Kerala is home to some of the most pristine and beautiful churches in our country. They famously dot this coastal landscape with their dominant presence in huge estates with impressive facades. They have all contributed significantly to the local artistic and architectural traditions, besides their obvious social and cultural impact. I am an ardent admirer of the Christian faith and its primary public symbol the the Church, having been a recipient of all my scholastic education from renowned Jesuit institutions in different parts of the country. My fascination is amplified by the enchanting folklore and charming traditions that each Church follows, to keep their respective flocks of the faithful captivated with their version and interpretation of the ‘Word of the Lord’.
If one cares to notice, one would realise that all our churches are treasure-houses of architectural and artistic designs. Each one is distinct and they have all evolved their own unique styles of roofs, bells, belfries, ceilings, facades, porticos, verandahs, naves, railings, beams, rafters, chancels, pillars, doors, doorways, wooden panels, architraves, pulpits and altars. To dd to this distinction, each one of them also possesses a priceless collection of their own distinctive Church ware with mostly Continental origins.
These include rare altarpieces, statues, candelabras, biblical texts, bibles, bible-stands, tabernacles, monstrance, baldaquins, vestments, pulpit habiliments, wall paintings, cloth paintings, crosses, cross pedestals, chalices, censers, censer-boats, processional umbrellas, canopies and chariots and a myriad other objects of sacred accoutrements.
It would be very pertinent to briefly touch upon the history of how Christianity sank its roots in God’s own country. Kerala has Christianity as the third-most practiced religion, accounting for approximately 25% of its population. A significant portion of the Indian Christian population resides in this state. The Christians

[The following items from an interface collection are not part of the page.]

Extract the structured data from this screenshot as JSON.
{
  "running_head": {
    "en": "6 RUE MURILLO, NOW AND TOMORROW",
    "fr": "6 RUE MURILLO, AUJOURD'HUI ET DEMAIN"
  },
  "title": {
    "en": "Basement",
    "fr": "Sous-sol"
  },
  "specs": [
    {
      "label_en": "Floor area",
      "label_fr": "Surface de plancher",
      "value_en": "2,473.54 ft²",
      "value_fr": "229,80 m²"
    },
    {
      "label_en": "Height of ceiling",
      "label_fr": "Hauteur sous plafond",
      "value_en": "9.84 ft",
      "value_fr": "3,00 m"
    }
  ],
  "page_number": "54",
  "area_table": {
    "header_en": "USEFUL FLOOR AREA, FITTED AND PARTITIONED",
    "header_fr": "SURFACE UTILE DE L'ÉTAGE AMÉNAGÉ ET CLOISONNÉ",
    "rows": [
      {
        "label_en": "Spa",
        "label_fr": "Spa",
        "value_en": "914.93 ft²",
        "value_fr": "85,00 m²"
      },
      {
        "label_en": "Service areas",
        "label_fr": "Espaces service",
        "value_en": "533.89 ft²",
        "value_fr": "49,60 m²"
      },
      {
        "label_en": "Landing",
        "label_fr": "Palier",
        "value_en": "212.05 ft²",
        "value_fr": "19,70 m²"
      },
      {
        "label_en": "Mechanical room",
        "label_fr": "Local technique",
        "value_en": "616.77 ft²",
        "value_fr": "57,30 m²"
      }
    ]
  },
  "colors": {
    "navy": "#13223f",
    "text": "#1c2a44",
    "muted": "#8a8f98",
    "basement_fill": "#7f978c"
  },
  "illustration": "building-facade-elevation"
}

of Kerala are basically divided into Syrian, Latin and New Christian groupings. There were Christians in Kerala for many years before the arrival of the first Europeans on the Malabar Coast. The first emissary from Rome, John of Monte Corvino, sent by Pope Innocent III, is thought to have come to Kerala in 1291. Saint Thomas Christians (also known as Syrian Christians or Nasrani) include the Syro-Malabar Catholic, Malankara Orthodox, Jacobite, Marthoma, Syro-Malankara Catholic and Syrian Anglicans in the Church of South India. Latin Catholics owe their origin to the missionary activities involving western missionaries especially in Kerala. Christianity was readily accepted and most popular among the coastal community of Kerala who lived on the fringes of communities. The primary appeal was their ready access and acceptance to places of worship. They could speak directly to their God. This was rather difficult for them in their original faith on account of the casteism that was rampant at the time, which made temple-access a privilege of the higher castes, at the time of the advent of Christianity in Kerala. The Latin Christian faith is prevalent in the districts of Ernakulam,Alleppey, Quilon and Trivandrum. The Roman Catholic Christianity is predominantly practised in the Thrissur and Kottayam districts.